> [Dataset]:
○ ○ ○ ○
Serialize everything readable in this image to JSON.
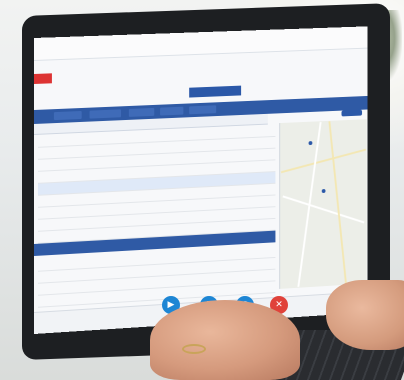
{
  "scene": {
    "description_tags": [
      "laptop-photo",
      "scheduling-dashboard"
    ],
    "colors": {
      "header_blue": "#2f5aa5",
      "fab_blue": "#1e86d4",
      "fab_red": "#e0423a",
      "map_bg": "#eceee8"
    }
  },
  "app": {
    "title": "",
    "toolbar_items": [
      "",
      "",
      "",
      "",
      "",
      ""
    ],
    "fab_icons": [
      "video-icon",
      "chart-icon",
      "chat-icon",
      "close-icon"
    ],
    "fab_glyphs": [
      "▶",
      "▮",
      "●",
      "✕"
    ]
  }
}
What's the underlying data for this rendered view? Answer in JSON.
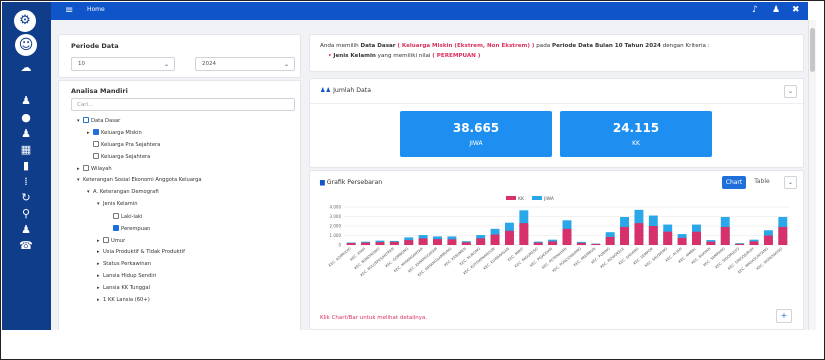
{
  "topbar": {
    "home_label": "Home"
  },
  "filters": {
    "period_label": "Periode Data",
    "month_value": "10",
    "year_value": "2024"
  },
  "analysis": {
    "title": "Analisa Mandiri",
    "search_placeholder": "Cari..."
  },
  "tree": [
    {
      "label": "Data Dasar",
      "indent": 0,
      "arrow": "▾",
      "check": "partial"
    },
    {
      "label": "Keluarga Miskin",
      "indent": 1,
      "arrow": "▸",
      "check": "checked"
    },
    {
      "label": "Keluarga Pra Sejahtera",
      "indent": 1,
      "arrow": "",
      "check": "none"
    },
    {
      "label": "Keluarga Sejahtera",
      "indent": 1,
      "arrow": "",
      "check": "none"
    },
    {
      "label": "Wilayah",
      "indent": 0,
      "arrow": "▸",
      "check": "none"
    },
    {
      "label": "Keterangan Sosial Ekonomi Anggota Keluarga",
      "indent": 0,
      "arrow": "▾",
      "check": "nobox"
    },
    {
      "label": "A. Keterangan Demografi",
      "indent": 1,
      "arrow": "▾",
      "check": "nobox"
    },
    {
      "label": "Jenis Kelamin",
      "indent": 2,
      "arrow": "▾",
      "check": "nobox"
    },
    {
      "label": "Laki-laki",
      "indent": 3,
      "arrow": "",
      "check": "none"
    },
    {
      "label": "Perempuan",
      "indent": 3,
      "arrow": "",
      "check": "checked"
    },
    {
      "label": "Umur",
      "indent": 2,
      "arrow": "▸",
      "check": "none"
    },
    {
      "label": "Usia Produktif & Tidak Produktif",
      "indent": 2,
      "arrow": "▸",
      "check": "nobox"
    },
    {
      "label": "Status Perkawinan",
      "indent": 2,
      "arrow": "▸",
      "check": "nobox"
    },
    {
      "label": "Lansia Hidup Sendiri",
      "indent": 2,
      "arrow": "▸",
      "check": "nobox"
    },
    {
      "label": "Lansia KK Tunggal",
      "indent": 2,
      "arrow": "▸",
      "check": "nobox"
    },
    {
      "label": "1 KK Lansia (60+)",
      "indent": 2,
      "arrow": "▸",
      "check": "nobox"
    }
  ],
  "info": {
    "prefix": "Anda memilih",
    "data_label": "Data Dasar",
    "data_value": "( Keluarga Miskin (Ekstrem, Non Ekstrem) )",
    "period_prefix": "pada",
    "period_label": "Periode Data Bulan 10 Tahun 2024",
    "criteria_suffix": "dengan Kriteria :",
    "criterion_name": "Jenis Kelamin",
    "criterion_text": "yang memiliki nilai",
    "criterion_value": "( PEREMPUAN )"
  },
  "jumlah": {
    "title": "Jumlah Data",
    "stats": [
      {
        "value": "38.665",
        "unit": "JIWA"
      },
      {
        "value": "24.115",
        "unit": "KK"
      }
    ]
  },
  "grafik": {
    "title": "Grafik Persebaran",
    "chart_tab": "Chart",
    "table_tab": "Table",
    "hint": "Klik Chart/Bar untuk melihat detailnya."
  },
  "colors": {
    "kk": "#d6316a",
    "jiwa": "#2aa7e8",
    "accent": "#1e6fd9",
    "sidebar": "#0f3d8a",
    "topbar": "#0f55c9"
  },
  "chart_data": {
    "type": "bar",
    "series": [
      {
        "name": "KK",
        "values": [
          200,
          250,
          300,
          330,
          520,
          700,
          620,
          600,
          280,
          700,
          1100,
          1500,
          2300,
          250,
          380,
          1700,
          220,
          110,
          850,
          1900,
          2300,
          2000,
          1400,
          750,
          1400,
          350,
          1900,
          120,
          380,
          1000,
          1900
        ]
      },
      {
        "name": "JIWA",
        "values": [
          260,
          350,
          460,
          430,
          800,
          1050,
          900,
          900,
          400,
          1050,
          1700,
          2350,
          3650,
          360,
          560,
          2600,
          330,
          150,
          1350,
          2950,
          3700,
          3100,
          2150,
          1150,
          2150,
          520,
          2950,
          190,
          560,
          1550,
          2950
        ]
      }
    ],
    "ylim": [
      0,
      4000
    ],
    "yticks": [
      "4.000",
      "3.000",
      "2.000",
      "1.000",
      "0"
    ],
    "legend": "top-center",
    "grid": true,
    "categories": [
      "KEC. ADIMULYO",
      "KEC. AYAH",
      "KEC. BONOROWO",
      "KEC. BULUSPESANTREN",
      "KEC. GOMBONG",
      "KEC. KARANGANYAR",
      "KEC. KARANGGAYAM",
      "KEC. KARANGSAMBUNG",
      "KEC. KEBUMEN",
      "KEC. KLIRONG",
      "KEC. KUTOWINANGUN",
      "KEC. KUWARASAN",
      "KEC. MIRIT",
      "KEC. PADURESO",
      "KEC. PEJAGOAN",
      "KEC. PETANAHAN",
      "KEC. PONCOWARNO",
      "KEC. PREMBUN",
      "KEC. PURING",
      "KEC. ROWOKELE",
      "KEC. SADANG",
      "KEC. SEMPOR",
      "KEC. SRUWENG",
      "KEC. ALIAN",
      "KEC. AMBAL",
      "KEC. BUAYAN",
      "KEC. SAMPANG",
      "KEC. SIDOMULYO",
      "KEC. SINGOJURUH",
      "KEC. WADASLINTANG",
      "KEC. WONOWOSO"
    ]
  }
}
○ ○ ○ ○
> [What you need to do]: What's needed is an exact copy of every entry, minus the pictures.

> [Solution]:
Serialize everything readable in this image to JSON.
{
  "scene": {
    "description_tags": [
      "laptop-photo",
      "scheduling-dashboard"
    ],
    "colors": {
      "header_blue": "#2f5aa5",
      "fab_blue": "#1e86d4",
      "fab_red": "#e0423a",
      "map_bg": "#eceee8"
    }
  },
  "app": {
    "title": "",
    "toolbar_items": [
      "",
      "",
      "",
      "",
      "",
      ""
    ],
    "fab_icons": [
      "video-icon",
      "chart-icon",
      "chat-icon",
      "close-icon"
    ],
    "fab_glyphs": [
      "▶",
      "▮",
      "●",
      "✕"
    ]
  }
}
What's the underlying data for this rendered view? Answer in JSON.
{
  "topbar": {
    "home_label": "Home"
  },
  "filters": {
    "period_label": "Periode Data",
    "month_value": "10",
    "year_value": "2024"
  },
  "analysis": {
    "title": "Analisa Mandiri",
    "search_placeholder": "Cari..."
  },
  "tree": [
    {
      "label": "Data Dasar",
      "indent": 0,
      "arrow": "▾",
      "check": "partial"
    },
    {
      "label": "Keluarga Miskin",
      "indent": 1,
      "arrow": "▸",
      "check": "checked"
    },
    {
      "label": "Keluarga Pra Sejahtera",
      "indent": 1,
      "arrow": "",
      "check": "none"
    },
    {
      "label": "Keluarga Sejahtera",
      "indent": 1,
      "arrow": "",
      "check": "none"
    },
    {
      "label": "Wilayah",
      "indent": 0,
      "arrow": "▸",
      "check": "none"
    },
    {
      "label": "Keterangan Sosial Ekonomi Anggota Keluarga",
      "indent": 0,
      "arrow": "▾",
      "check": "nobox"
    },
    {
      "label": "A. Keterangan Demografi",
      "indent": 1,
      "arrow": "▾",
      "check": "nobox"
    },
    {
      "label": "Jenis Kelamin",
      "indent": 2,
      "arrow": "▾",
      "check": "nobox"
    },
    {
      "label": "Laki-laki",
      "indent": 3,
      "arrow": "",
      "check": "none"
    },
    {
      "label": "Perempuan",
      "indent": 3,
      "arrow": "",
      "check": "checked"
    },
    {
      "label": "Umur",
      "indent": 2,
      "arrow": "▸",
      "check": "none"
    },
    {
      "label": "Usia Produktif & Tidak Produktif",
      "indent": 2,
      "arrow": "▸",
      "check": "nobox"
    },
    {
      "label": "Status Perkawinan",
      "indent": 2,
      "arrow": "▸",
      "check": "nobox"
    },
    {
      "label": "Lansia Hidup Sendiri",
      "indent": 2,
      "arrow": "▸",
      "check": "nobox"
    },
    {
      "label": "Lansia KK Tunggal",
      "indent": 2,
      "arrow": "▸",
      "check": "nobox"
    },
    {
      "label": "1 KK Lansia (60+)",
      "indent": 2,
      "arrow": "▸",
      "check": "nobox"
    }
  ],
  "info": {
    "prefix": "Anda memilih",
    "data_label": "Data Dasar",
    "data_value": "( Keluarga Miskin (Ekstrem, Non Ekstrem) )",
    "period_prefix": "pada",
    "period_label": "Periode Data Bulan 10 Tahun 2024",
    "criteria_suffix": "dengan Kriteria :",
    "criterion_name": "Jenis Kelamin",
    "criterion_text": "yang memiliki nilai",
    "criterion_value": "( PEREMPUAN )"
  },
  "jumlah": {
    "title": "Jumlah Data",
    "stats": [
      {
        "value": "38.665",
        "unit": "JIWA"
      },
      {
        "value": "24.115",
        "unit": "KK"
      }
    ]
  },
  "grafik": {
    "title": "Grafik Persebaran",
    "chart_tab": "Chart",
    "table_tab": "Table",
    "hint": "Klik Chart/Bar untuk melihat detailnya."
  },
  "colors": {
    "kk": "#d6316a",
    "jiwa": "#2aa7e8",
    "accent": "#1e6fd9",
    "sidebar": "#0f3d8a",
    "topbar": "#0f55c9"
  },
  "chart_data": {
    "type": "bar",
    "series": [
      {
        "name": "KK",
        "values": [
          200,
          250,
          300,
          330,
          520,
          700,
          620,
          600,
          280,
          700,
          1100,
          1500,
          2300,
          250,
          380,
          1700,
          220,
          110,
          850,
          1900,
          2300,
          2000,
          1400,
          750,
          1400,
          350,
          1900,
          120,
          380,
          1000,
          1900
        ]
      },
      {
        "name": "JIWA",
        "values": [
          260,
          350,
          460,
          430,
          800,
          1050,
          900,
          900,
          400,
          1050,
          1700,
          2350,
          3650,
          360,
          560,
          2600,
          330,
          150,
          1350,
          2950,
          3700,
          3100,
          2150,
          1150,
          2150,
          520,
          2950,
          190,
          560,
          1550,
          2950
        ]
      }
    ],
    "ylim": [
      0,
      4000
    ],
    "yticks": [
      "4.000",
      "3.000",
      "2.000",
      "1.000",
      "0"
    ],
    "legend": "top-center",
    "grid": true,
    "categories": [
      "KEC. ADIMULYO",
      "KEC. AYAH",
      "KEC. BONOROWO",
      "KEC. BULUSPESANTREN",
      "KEC. GOMBONG",
      "KEC. KARANGANYAR",
      "KEC. KARANGGAYAM",
      "KEC. KARANGSAMBUNG",
      "KEC. KEBUMEN",
      "KEC. KLIRONG",
      "KEC. KUTOWINANGUN",
      "KEC. KUWARASAN",
      "KEC. MIRIT",
      "KEC. PADURESO",
      "KEC. PEJAGOAN",
      "KEC. PETANAHAN",
      "KEC. PONCOWARNO",
      "KEC. PREMBUN",
      "KEC. PURING",
      "KEC. ROWOKELE",
      "KEC. SADANG",
      "KEC. SEMPOR",
      "KEC. SRUWENG",
      "KEC. ALIAN",
      "KEC. AMBAL",
      "KEC. BUAYAN",
      "KEC. SAMPANG",
      "KEC. SIDOMULYO",
      "KEC. SINGOJURUH",
      "KEC. WADASLINTANG",
      "KEC. WONOWOSO"
    ]
  }
}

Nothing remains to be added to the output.